The light affects how you feel. Nobel Committee

Natural light changes color through the day, from red in the morning through blue at noon, and back to red in the evening; the longer it travels through the atmosphere, the less of the short blue wavelength gets through. Our bodies have an internal clock that is tuned to these changes in light – the circadian rhythm. As they note in the Well Building Standard: "Light is one of the main drivers of the circadian system, which starts in the brain and regulates physiological rhythms throughout the body’s tissues and organs, affecting hormone levels and the sleep-wake cycle."
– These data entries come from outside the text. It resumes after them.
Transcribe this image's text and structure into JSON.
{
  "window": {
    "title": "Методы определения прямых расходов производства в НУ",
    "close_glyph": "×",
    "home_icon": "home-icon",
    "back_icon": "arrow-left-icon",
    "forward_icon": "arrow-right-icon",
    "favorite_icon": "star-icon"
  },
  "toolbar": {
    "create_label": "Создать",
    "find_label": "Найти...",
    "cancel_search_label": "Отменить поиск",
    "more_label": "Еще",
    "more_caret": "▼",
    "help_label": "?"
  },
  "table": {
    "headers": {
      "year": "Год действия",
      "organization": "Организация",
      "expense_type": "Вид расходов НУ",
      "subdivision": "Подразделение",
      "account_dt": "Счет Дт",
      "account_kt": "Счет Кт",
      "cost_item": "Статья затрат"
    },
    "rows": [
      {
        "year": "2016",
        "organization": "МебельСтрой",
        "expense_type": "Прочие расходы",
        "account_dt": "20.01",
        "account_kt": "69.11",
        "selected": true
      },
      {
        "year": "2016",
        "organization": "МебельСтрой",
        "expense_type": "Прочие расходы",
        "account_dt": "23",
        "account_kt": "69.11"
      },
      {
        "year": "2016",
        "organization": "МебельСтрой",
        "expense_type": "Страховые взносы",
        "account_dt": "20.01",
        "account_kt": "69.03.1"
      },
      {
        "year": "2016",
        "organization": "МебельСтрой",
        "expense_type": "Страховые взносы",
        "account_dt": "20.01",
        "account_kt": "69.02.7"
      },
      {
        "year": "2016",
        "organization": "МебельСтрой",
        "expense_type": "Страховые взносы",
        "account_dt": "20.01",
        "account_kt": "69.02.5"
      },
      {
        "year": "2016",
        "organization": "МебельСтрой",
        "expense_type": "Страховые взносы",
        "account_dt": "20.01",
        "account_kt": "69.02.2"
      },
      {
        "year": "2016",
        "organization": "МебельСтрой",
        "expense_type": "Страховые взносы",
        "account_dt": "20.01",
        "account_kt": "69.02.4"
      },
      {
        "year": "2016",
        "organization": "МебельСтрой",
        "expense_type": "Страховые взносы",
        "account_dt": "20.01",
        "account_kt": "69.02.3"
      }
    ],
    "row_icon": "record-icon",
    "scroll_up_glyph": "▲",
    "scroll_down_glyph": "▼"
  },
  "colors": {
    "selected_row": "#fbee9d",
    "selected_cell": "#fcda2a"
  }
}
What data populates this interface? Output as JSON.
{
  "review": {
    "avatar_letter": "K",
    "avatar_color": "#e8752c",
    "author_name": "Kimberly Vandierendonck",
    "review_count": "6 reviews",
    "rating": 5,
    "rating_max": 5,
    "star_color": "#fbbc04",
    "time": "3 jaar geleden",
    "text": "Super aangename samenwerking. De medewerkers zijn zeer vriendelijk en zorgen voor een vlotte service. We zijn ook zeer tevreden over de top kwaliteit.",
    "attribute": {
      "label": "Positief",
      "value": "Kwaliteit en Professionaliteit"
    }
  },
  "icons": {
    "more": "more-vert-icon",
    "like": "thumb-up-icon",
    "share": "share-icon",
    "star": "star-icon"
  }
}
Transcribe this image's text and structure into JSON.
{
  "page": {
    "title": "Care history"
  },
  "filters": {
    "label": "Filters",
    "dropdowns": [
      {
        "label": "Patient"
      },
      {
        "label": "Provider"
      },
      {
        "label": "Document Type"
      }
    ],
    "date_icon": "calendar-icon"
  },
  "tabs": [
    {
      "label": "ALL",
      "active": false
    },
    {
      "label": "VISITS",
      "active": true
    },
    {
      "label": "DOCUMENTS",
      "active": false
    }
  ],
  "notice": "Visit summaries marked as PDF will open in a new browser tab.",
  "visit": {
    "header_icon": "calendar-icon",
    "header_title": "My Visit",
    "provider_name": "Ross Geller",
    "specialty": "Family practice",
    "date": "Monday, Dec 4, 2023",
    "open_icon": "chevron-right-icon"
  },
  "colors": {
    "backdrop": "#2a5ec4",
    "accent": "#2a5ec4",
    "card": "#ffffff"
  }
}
The Well Standard goes all high-tech with fancy LED systems that adjust throughout the day, but really, there is a better way: the window. As lighting designer Debra Burnet says: “Daylight is a drug and nature is the dispensing physician.” 

Nature Calls

the view from my desk
The view as I write this post. Lloyd Alter 

Another benefit of windows is that besides letting light in, they let you see out, exposing views of trees, plants, and natural life. That's good for you and is called biophilia. Neil Chambers wrote:

Walking in a park or through a landscape seeing squirrels, birds, deer and other harmless animals lowers your systolic blood pressure (the amount of pressure blood exerts on vessels while the heart is beating), eases the effects of disorders like ADHD, and improves well-being. Researchers have long suspected this connection, and sought empirical proof. In 1984, Roger Ulrich started doing this with a simple experiment of measuring the recovery time patients who'd undergone invasive gall bladder surgery. The study case was made up of two groups. One group was placed in rooms with a view to nature. The other group had a view looking onto a brick wall. His results showed that, on average, patients with a view to nature were released a full day earlier than patients looking at the wall.

Every Hour Should Be Daylight Hour

Women without windows
Hulton Archive/ Getty Images. Give these workers a window!

It's noon, and the sun is about as high as it gets. Do you have natural light? Can you see a bit of sky? Can you see at all? Whether it is your home office or your away office, you should be able to. You will be healthier, happier, and more productive. You and every worker deserves this and should demand it. We used to say "every day should be Earth Day" and we should now be insisting that Every hour be Daylight Hour.

Sign up for Daylight Hour at the Building Energy Exchange, there are prizes!